Writer’s Craft #13 – The Doubt Button
This is the story of my journey into doubt, and a call for your own tales of how a minor incident can shake a writer’s confidence, if only for an hour. We all take it as a given, here, that writers are who we are and writing is what we have to do.
I was re-reading my novel Throne Price, when I ran into a sentence that sent me to a grammar book with worries about my use of ‘which’. In particular, I wondered if the first ‘which’ should be ‘who’. I soon satisfied myself that ‘which’ was correct, but the more I read the sentence the more I felt the whole thing was a complete disaster. It was a short hop from there to wondering if anything as complicated as clan leaders occupying diplomatic residences called ‘hearths’, had any place in the attention-deficit modern world, and a skip and a jump farther to the precipice of depression concerning my misspent life creating the Okal Rel Universe.
Here’s the offending sentence.
In addition to Nersal, which held Black Hearth, the Ava’s Oath included steadfast Monitum, the oldest of the hybrid houses and holder of Green Hearth, and the Demish house of H’Us, which occupied Silver Hearth. (pg. 21 Throne Price, 2003)
Making ‘Nersal’ more obviously parallel to ‘house of H’Us’, cleared up the question of grammar.
The essential sentence is:
In addition to House Nersal, the Ava’s Oath included Monitum and the Demish house of H’Us.
Since ‘Nersal’ can mean a person or a clan, I should have used ‘House Nersal’ to avoid worries about whether the first ‘which’ should have been a ‘who’. ‘Which’ is the correct way to add the non-restrictive clauses about hearths. (See: University of Calgary’s Commas with Restrictive / Non-Restrictive Clauses for a quick refresher.)
I was now able to see the sentence as less than a fatal flaw undermining the novel, the series, my life, and parts of the known universe.
Recovering my mental health took a bit longer, but rather than dwell on my internal mechanisms for self-preservation in the face of doubt, I decided to reflect on why a flawed sentence can send a writer into a tail spin. In my case, I suspect it is because I’m always worried about how to make the Okal Rel Universe accessible, quickly and painlessly, without compromising the series’ integrity. When I find a long, dry sentence like the one cited here, it pushes my doubt button.
What’s the doubt button? It’s the big, invisible, red one that is always with you, close at hand, and mocks you, in a whisper, with the suspicion you’d be better off doing the dishes or watching TV than writing, because — and here you have to fill in the blank.

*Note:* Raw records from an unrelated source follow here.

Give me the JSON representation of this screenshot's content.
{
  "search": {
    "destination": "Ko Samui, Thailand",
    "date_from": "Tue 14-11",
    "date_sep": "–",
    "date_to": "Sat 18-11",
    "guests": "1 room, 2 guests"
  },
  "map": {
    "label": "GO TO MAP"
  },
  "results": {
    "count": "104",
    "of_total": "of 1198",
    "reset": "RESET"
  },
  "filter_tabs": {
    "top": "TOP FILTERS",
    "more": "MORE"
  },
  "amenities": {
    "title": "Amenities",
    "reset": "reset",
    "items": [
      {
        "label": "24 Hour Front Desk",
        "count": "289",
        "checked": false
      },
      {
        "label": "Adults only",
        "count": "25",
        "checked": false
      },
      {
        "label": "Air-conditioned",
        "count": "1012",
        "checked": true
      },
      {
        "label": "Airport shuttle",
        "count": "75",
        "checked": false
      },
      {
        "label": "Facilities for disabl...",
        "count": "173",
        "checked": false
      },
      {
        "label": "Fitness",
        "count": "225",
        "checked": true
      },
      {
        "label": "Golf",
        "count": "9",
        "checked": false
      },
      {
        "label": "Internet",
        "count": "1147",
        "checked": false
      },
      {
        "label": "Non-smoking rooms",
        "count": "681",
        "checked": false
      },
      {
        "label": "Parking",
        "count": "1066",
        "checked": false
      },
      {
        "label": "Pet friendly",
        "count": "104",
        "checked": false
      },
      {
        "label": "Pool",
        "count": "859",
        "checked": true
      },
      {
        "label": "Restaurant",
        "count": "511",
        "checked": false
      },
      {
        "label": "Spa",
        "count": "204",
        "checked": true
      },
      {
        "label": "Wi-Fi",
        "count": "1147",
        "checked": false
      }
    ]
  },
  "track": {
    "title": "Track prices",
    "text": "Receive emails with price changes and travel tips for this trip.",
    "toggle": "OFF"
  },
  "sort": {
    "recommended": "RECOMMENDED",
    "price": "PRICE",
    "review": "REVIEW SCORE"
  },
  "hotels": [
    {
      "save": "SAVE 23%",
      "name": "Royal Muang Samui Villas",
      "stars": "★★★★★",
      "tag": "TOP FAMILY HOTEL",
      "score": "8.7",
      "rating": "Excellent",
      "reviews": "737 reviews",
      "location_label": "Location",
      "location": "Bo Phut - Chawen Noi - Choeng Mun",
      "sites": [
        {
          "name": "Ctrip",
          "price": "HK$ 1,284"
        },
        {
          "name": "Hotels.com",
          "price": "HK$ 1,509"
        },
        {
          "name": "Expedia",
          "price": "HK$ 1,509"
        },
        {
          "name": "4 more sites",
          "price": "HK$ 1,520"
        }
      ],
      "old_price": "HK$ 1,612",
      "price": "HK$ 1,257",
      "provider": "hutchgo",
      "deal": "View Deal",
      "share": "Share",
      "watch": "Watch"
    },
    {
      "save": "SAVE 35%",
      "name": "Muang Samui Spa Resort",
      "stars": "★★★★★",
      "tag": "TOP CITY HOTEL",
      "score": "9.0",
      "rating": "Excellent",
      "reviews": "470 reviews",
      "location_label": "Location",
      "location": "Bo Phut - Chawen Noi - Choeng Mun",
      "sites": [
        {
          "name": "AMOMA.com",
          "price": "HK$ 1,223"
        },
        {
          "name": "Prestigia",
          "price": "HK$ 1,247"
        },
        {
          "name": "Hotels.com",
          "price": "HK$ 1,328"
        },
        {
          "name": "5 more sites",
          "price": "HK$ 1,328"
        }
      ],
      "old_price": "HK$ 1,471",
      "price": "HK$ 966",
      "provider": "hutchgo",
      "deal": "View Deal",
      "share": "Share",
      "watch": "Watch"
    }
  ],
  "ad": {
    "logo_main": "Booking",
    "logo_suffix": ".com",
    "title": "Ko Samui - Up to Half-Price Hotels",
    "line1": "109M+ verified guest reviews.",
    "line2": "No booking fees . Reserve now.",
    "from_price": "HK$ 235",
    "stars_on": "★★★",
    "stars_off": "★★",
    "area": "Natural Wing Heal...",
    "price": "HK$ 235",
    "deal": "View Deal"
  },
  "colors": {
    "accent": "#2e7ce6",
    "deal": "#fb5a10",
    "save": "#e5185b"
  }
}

Do you have a Big Doubt? What, on the other hand, are you absolutely sure about? (Personally, I have never doubted the power of my story or my characters to move people once they get involved; it’s how to find the right people and get them over the hump of first contact that I feel vulnerable about.) What kind of discoveries or criticisms push your doubt button? Is it typos, or your best friend being too busy to read your latest draft?
Comments on the grammar questions raised in the article are welcome, as well. Or your own tricks for regaining your sanity when your doubt button gets pushed.